Dr. Sara Getz, assistant professor of forensic investigation at the University of Wisconsin-Platteville earned the highest professional certification available in her field and is now a Diplomate of the American Board of Forensic Anthropology (ABFA). According to the ABFA, a forensic anthropologist applies specialized knowledge of the human skeleton and its cartilaginous structures, as well as archaeological methods, to assist with medicolegal death investigations. Since 1977, only 163 professionals have been awarded the ABFA Diplomate status with only two practicing in Wisconsin.
“I have been working towards this since I was 14,” said Getz. “I planned every step of my career, from where I wanted to earn my undergrad, graduate and doctorate degrees, as well as what internships or classes to take based on the fact that this was something I wanted to do. I have been working towards this for 20 years.”
The application process to obtain the ABFA Diplomate certification includes having a doctoral degree in anthropology, submitting three redacted forensic anthropology case reports, a training log and three professional recommendation letters. Applications are due on April 1st each year and applicants are notified in the summer if they are eligible to sit for the exam the following year.
“I spent all of my free time during the fall semester and my entire winter break studying,” said Getz. “I traveled to the University of Tennessee, Knoxville this past January to take the exam. It’s a three-hour written exam and a four-hour practical.”
The ABFA declares a diplomate as a “qualified, vetted, adherent to a code of ethics and demonstrates continued professional development to maintain certification.”
“Obtaining the certification shows you are committed to being ethical,” explained Getz. “You’re committed to continuing your education. [Diplomates] need to take continuing education credits and maintain education in the field to keep learning and improving to maintain their status.”
As a diplomate, Getz acknowledged how the certification compliments her classes, research and case work. It also allows her students to understand another avenue of forensic investigation. Getz said it’s beneficial for her students to be exposed to different areas of the industry and receive hands-on experience. Currently, Getz and a team of her students are conducting research at the Forensic Investigation Crime Scene House Outdoor Research Facility (FICSH-ORF).
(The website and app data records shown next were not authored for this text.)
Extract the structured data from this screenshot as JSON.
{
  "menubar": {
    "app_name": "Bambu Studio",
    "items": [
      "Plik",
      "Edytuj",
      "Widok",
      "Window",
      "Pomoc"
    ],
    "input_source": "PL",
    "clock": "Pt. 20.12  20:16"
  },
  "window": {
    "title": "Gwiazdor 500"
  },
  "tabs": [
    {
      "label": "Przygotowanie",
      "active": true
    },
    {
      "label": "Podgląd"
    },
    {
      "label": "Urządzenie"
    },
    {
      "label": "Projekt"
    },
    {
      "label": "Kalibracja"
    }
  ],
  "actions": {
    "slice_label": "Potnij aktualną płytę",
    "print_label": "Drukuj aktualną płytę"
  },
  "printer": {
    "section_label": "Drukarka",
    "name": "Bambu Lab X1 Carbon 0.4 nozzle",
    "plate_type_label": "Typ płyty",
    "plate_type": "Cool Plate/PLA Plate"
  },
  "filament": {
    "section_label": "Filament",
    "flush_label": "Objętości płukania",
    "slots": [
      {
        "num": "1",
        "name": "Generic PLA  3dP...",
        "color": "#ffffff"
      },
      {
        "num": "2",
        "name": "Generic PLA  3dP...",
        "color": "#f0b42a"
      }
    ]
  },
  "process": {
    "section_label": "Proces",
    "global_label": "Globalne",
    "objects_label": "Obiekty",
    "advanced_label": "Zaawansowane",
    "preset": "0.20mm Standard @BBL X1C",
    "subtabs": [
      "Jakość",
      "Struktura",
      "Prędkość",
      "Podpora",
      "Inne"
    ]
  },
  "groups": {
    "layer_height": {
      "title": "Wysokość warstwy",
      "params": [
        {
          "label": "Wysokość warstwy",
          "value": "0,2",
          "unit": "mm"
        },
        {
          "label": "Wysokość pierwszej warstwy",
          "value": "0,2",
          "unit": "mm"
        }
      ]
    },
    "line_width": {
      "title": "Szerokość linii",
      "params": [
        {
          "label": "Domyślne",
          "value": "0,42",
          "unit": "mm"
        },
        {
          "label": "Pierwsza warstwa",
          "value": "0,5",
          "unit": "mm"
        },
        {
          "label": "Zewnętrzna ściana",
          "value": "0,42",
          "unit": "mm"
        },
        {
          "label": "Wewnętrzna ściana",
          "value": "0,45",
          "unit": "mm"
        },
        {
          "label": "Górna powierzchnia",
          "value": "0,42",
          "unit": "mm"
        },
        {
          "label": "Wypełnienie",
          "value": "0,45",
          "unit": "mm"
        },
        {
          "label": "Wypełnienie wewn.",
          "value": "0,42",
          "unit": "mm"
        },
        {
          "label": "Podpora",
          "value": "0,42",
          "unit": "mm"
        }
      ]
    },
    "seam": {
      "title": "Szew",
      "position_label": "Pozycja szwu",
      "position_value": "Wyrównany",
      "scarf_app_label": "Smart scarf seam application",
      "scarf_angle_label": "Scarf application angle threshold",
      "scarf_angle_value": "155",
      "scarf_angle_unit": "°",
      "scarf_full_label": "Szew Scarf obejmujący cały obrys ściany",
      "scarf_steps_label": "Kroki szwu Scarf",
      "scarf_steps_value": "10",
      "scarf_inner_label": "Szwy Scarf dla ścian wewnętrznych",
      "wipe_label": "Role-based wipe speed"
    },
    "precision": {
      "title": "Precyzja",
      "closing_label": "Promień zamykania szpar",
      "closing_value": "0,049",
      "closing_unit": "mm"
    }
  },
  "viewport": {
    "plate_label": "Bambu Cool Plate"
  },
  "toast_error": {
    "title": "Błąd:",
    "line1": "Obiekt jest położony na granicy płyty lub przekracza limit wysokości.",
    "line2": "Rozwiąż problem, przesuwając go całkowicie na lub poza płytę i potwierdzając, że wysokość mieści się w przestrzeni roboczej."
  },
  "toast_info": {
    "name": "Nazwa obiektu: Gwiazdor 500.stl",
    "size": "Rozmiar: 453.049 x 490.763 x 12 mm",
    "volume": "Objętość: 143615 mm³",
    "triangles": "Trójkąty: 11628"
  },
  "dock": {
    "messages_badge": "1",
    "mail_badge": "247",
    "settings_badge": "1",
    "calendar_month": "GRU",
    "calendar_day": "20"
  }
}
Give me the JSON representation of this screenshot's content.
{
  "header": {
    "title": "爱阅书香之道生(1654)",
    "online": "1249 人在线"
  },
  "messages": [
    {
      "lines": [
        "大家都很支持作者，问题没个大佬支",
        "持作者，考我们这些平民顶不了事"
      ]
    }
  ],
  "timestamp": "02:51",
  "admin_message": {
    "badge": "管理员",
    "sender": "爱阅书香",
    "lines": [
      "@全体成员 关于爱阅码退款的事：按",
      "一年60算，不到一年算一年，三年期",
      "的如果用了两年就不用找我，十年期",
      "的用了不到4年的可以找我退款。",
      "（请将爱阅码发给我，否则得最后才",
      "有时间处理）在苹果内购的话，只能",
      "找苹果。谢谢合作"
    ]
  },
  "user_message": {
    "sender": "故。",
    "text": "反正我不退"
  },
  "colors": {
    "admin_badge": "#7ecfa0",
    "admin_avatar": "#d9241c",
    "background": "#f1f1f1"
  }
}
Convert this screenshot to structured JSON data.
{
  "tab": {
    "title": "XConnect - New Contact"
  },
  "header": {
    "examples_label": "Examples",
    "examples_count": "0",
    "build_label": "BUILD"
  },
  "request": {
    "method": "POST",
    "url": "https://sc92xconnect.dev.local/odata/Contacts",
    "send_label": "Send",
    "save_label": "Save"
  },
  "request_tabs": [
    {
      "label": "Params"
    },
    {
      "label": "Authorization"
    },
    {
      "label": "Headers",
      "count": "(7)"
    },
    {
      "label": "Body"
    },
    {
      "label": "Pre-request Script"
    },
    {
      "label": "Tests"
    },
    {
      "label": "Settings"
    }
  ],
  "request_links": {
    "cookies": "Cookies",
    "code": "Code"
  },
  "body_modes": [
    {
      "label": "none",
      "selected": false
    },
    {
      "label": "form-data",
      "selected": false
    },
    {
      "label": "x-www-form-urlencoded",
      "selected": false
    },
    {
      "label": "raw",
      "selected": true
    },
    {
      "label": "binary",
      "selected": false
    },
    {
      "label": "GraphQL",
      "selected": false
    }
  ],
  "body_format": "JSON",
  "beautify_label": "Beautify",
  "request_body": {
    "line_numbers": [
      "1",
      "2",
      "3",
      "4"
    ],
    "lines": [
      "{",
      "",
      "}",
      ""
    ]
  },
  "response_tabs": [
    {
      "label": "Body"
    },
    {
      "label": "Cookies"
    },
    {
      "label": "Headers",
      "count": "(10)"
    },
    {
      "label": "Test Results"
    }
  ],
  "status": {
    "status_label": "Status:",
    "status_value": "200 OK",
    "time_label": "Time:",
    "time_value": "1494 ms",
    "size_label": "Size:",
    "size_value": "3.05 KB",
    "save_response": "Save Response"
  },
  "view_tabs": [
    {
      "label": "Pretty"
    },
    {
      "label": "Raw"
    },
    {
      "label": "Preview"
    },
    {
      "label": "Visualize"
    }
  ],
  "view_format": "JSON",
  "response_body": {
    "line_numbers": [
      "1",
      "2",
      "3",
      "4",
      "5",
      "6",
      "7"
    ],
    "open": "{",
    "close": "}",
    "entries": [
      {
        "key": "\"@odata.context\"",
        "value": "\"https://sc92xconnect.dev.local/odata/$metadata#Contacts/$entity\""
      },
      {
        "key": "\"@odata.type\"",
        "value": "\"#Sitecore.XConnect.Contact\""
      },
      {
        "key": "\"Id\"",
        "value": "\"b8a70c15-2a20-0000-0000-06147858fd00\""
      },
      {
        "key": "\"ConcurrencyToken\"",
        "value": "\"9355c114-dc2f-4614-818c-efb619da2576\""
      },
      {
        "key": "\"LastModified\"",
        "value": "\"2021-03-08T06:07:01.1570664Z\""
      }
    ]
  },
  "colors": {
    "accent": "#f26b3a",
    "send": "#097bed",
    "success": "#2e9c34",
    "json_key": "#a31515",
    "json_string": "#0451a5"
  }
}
“We are doing research on how to locate clandestine graves,” she said. “I have done research using alternate light sources to search for human remains. It’s something I can put into practice with my casework and doing casework for law enforcement and medicolegal agencies. I tell my students about it. I bring those real-world experiences into the classroom.”
Getz acknowledged how continuing her education is crucial for professionals in forensic fields. She noted new discoveries are being made every day in scientific disciplines. As Getz reflects on the past two years, she’s proud to announce she’s ABFA Diplomate number 155.
“I tell my students my path is the exception, not the norm. It’s fine to change your mind several times along the way,” she said. “Along my path, I had to stop and critically think is this something I want because I always wanted it or is this really what I want to do. Every time this drives me, and it’s really what I want to do.”
To learn more about the American Board of Forensic Anthropology, visit www.theabfa.org.
Written by Ruth Wendlandt